> EXERCISE OBJECTIVE: Count every line in the data that contains the word "resolver", then report that number alone.

================

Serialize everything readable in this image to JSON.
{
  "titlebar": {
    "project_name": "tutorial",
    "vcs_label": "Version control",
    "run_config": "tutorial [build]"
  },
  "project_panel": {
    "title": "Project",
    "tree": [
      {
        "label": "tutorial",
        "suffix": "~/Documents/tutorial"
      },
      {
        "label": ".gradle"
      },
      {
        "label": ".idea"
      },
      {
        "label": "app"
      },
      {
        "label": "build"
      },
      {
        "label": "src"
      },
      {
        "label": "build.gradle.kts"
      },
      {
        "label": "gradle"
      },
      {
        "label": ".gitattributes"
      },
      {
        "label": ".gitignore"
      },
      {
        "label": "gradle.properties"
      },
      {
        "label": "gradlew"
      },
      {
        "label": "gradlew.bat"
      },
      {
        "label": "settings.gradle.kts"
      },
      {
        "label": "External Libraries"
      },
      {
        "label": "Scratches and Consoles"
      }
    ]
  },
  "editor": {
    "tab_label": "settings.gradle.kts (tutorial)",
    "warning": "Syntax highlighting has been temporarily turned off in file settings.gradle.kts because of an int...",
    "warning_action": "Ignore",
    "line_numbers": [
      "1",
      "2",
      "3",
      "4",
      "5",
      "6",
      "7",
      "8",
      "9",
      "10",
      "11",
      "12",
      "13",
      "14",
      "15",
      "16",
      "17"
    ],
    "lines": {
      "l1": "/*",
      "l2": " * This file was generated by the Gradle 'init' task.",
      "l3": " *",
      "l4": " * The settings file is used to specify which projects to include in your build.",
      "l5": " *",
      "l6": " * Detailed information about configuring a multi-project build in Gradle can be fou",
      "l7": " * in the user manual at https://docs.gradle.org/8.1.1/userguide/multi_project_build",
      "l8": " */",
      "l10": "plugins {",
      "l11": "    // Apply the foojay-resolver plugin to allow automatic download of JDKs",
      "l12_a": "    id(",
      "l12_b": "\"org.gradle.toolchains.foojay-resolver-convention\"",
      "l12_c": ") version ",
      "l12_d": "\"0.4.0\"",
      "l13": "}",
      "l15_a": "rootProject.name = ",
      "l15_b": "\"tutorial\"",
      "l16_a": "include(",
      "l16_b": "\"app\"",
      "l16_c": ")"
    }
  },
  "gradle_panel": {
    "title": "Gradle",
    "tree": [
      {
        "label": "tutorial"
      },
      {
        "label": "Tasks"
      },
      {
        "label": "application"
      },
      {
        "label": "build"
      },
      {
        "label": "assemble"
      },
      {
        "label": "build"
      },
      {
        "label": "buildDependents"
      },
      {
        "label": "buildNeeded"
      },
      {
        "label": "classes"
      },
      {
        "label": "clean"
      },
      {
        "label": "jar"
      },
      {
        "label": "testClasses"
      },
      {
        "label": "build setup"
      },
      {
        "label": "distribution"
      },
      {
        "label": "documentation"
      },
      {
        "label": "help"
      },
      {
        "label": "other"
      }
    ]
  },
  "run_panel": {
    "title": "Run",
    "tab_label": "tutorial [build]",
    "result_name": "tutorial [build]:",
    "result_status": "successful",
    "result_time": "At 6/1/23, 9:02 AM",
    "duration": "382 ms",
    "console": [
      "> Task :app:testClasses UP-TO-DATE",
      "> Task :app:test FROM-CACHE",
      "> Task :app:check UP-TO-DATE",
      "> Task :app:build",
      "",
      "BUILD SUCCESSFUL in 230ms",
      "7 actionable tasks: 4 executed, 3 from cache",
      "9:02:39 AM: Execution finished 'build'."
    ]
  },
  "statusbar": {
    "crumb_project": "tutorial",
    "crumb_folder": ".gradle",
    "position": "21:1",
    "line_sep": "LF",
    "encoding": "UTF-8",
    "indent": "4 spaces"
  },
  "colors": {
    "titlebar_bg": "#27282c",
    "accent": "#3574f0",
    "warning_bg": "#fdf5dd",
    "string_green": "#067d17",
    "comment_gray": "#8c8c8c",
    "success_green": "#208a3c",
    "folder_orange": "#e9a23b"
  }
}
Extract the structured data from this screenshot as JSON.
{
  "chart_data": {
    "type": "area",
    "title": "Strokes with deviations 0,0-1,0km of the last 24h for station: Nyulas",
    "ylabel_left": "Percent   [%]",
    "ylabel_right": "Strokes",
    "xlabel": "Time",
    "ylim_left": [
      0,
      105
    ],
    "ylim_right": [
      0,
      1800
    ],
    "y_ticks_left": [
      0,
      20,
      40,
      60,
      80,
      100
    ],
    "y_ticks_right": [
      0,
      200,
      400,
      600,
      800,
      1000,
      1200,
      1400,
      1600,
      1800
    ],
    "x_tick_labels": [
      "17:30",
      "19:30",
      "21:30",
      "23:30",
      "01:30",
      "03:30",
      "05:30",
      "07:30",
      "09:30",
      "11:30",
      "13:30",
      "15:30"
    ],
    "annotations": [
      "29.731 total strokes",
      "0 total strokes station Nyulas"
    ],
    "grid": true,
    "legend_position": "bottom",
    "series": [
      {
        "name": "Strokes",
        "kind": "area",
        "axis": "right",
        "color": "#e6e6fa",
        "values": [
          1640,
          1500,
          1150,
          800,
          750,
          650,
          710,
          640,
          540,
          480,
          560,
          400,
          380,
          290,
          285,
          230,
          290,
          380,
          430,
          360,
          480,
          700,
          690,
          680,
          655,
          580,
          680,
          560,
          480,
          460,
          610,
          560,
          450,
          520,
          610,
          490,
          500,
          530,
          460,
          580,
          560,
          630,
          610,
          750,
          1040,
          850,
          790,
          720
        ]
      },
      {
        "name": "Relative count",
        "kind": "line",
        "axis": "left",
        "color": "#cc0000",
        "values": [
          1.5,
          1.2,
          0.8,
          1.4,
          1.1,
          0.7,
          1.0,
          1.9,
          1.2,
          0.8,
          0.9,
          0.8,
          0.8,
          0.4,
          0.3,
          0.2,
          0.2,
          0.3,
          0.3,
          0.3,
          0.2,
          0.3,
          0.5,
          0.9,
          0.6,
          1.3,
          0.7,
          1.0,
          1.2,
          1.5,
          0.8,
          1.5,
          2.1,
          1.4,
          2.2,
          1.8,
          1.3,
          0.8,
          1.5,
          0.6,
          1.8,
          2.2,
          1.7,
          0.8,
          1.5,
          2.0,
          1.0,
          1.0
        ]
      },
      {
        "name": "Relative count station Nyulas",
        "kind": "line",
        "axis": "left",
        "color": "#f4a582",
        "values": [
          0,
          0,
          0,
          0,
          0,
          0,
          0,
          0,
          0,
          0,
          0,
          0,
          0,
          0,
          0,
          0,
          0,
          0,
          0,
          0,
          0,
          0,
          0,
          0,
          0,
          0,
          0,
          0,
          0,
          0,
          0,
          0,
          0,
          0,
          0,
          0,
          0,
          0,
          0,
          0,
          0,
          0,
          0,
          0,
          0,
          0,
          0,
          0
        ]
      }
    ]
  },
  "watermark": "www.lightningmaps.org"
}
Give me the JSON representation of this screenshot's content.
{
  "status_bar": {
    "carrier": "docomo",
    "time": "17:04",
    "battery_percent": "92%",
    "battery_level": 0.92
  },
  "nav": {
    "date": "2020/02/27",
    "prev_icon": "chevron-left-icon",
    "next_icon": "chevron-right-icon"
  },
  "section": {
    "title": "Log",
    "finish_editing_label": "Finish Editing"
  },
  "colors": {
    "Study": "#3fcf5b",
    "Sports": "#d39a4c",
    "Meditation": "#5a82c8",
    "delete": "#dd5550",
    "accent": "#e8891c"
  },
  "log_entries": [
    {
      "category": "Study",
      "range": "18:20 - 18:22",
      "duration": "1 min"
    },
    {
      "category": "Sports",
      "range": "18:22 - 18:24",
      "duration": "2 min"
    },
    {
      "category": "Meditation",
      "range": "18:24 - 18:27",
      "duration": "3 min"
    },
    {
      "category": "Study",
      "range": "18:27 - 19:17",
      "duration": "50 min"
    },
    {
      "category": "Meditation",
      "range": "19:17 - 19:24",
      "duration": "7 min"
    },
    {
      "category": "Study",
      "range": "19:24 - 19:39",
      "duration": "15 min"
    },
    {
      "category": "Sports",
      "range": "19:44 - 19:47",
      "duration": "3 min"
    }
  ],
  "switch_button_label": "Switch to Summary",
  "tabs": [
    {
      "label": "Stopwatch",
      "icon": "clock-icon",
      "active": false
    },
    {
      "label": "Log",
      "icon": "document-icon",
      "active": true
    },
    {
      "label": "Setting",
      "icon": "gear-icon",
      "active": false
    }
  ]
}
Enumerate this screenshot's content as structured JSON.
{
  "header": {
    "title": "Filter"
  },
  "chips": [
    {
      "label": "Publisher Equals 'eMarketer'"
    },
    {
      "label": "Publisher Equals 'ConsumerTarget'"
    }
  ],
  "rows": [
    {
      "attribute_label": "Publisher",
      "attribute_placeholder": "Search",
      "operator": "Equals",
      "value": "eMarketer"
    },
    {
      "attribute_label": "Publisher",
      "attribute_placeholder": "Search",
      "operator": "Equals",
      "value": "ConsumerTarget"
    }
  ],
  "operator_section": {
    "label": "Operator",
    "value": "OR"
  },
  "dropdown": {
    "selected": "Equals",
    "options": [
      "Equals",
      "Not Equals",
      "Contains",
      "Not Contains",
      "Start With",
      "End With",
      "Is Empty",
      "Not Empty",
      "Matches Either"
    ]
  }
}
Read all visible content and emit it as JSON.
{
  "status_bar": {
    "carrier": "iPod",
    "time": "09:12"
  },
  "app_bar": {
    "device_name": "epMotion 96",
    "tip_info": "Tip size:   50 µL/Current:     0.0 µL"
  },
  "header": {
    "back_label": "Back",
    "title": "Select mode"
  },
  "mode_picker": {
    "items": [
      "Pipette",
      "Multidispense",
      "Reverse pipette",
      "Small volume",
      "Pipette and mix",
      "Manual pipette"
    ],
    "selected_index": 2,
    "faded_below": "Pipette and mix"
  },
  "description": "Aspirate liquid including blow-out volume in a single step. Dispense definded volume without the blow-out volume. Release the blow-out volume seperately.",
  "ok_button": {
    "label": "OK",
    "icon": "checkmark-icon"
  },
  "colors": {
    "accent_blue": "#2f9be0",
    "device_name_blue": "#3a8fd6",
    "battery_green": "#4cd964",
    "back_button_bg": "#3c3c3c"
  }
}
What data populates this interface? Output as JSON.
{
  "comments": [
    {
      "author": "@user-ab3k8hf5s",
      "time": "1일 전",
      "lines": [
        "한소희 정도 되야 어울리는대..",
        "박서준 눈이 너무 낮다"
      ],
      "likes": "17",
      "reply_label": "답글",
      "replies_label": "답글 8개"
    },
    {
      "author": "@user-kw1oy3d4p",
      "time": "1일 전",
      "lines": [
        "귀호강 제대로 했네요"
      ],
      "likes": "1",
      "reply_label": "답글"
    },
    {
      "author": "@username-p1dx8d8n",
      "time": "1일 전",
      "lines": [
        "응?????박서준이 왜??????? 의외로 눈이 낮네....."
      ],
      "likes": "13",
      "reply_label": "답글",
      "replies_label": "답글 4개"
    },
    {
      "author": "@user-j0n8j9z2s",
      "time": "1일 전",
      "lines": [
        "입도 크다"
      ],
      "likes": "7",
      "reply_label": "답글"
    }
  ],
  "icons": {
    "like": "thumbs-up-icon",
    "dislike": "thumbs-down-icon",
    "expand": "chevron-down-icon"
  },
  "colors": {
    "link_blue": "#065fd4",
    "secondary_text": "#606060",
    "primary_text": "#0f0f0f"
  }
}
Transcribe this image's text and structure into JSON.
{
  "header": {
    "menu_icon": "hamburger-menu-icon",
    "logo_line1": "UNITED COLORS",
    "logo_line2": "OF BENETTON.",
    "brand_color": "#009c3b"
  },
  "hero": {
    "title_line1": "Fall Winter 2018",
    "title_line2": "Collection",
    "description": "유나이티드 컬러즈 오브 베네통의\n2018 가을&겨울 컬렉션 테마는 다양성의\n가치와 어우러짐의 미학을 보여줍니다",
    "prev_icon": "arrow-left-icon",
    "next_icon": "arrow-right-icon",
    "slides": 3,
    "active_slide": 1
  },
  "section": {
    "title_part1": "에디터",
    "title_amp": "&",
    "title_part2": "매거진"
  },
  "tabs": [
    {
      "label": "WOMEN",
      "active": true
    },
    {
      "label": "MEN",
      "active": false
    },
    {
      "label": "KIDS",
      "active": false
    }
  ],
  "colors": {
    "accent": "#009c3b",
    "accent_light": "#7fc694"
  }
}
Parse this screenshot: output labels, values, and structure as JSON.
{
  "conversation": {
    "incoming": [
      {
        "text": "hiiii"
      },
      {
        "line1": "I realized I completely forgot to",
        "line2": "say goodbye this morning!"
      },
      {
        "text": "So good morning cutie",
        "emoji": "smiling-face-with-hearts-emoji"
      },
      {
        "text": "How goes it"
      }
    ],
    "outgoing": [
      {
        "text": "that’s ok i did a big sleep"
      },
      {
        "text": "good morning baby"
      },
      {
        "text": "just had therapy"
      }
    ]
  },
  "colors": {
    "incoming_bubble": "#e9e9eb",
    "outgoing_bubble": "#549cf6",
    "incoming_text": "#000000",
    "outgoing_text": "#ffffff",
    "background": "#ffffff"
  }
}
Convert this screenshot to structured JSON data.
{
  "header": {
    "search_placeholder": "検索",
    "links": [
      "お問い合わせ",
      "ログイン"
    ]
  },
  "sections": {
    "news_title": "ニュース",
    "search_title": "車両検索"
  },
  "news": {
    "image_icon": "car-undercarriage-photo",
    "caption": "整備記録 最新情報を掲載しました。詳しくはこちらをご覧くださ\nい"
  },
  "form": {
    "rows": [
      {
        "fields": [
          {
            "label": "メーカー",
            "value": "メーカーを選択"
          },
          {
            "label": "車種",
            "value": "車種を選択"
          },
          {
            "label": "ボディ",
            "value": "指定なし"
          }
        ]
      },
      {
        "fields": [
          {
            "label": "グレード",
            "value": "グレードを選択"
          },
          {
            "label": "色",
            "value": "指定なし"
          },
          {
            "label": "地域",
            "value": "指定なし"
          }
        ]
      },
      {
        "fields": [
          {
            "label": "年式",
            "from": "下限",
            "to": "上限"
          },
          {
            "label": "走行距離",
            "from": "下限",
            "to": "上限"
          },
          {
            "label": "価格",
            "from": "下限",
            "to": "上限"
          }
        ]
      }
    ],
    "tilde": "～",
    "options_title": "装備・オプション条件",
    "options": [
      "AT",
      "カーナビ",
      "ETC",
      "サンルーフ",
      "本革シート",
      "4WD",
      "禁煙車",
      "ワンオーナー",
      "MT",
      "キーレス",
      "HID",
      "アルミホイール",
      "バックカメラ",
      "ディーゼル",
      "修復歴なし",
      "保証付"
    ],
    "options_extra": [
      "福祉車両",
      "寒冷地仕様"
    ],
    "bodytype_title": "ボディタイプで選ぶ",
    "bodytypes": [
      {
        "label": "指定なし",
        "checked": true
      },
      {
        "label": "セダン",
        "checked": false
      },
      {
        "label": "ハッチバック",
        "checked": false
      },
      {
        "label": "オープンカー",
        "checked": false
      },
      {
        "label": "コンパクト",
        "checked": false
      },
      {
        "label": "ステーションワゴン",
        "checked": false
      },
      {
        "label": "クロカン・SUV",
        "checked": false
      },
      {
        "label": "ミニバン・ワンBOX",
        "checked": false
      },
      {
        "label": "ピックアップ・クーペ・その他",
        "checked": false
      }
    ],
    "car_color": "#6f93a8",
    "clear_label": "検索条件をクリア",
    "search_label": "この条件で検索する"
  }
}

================

> ANSWER TO THIS EXERCISE: 2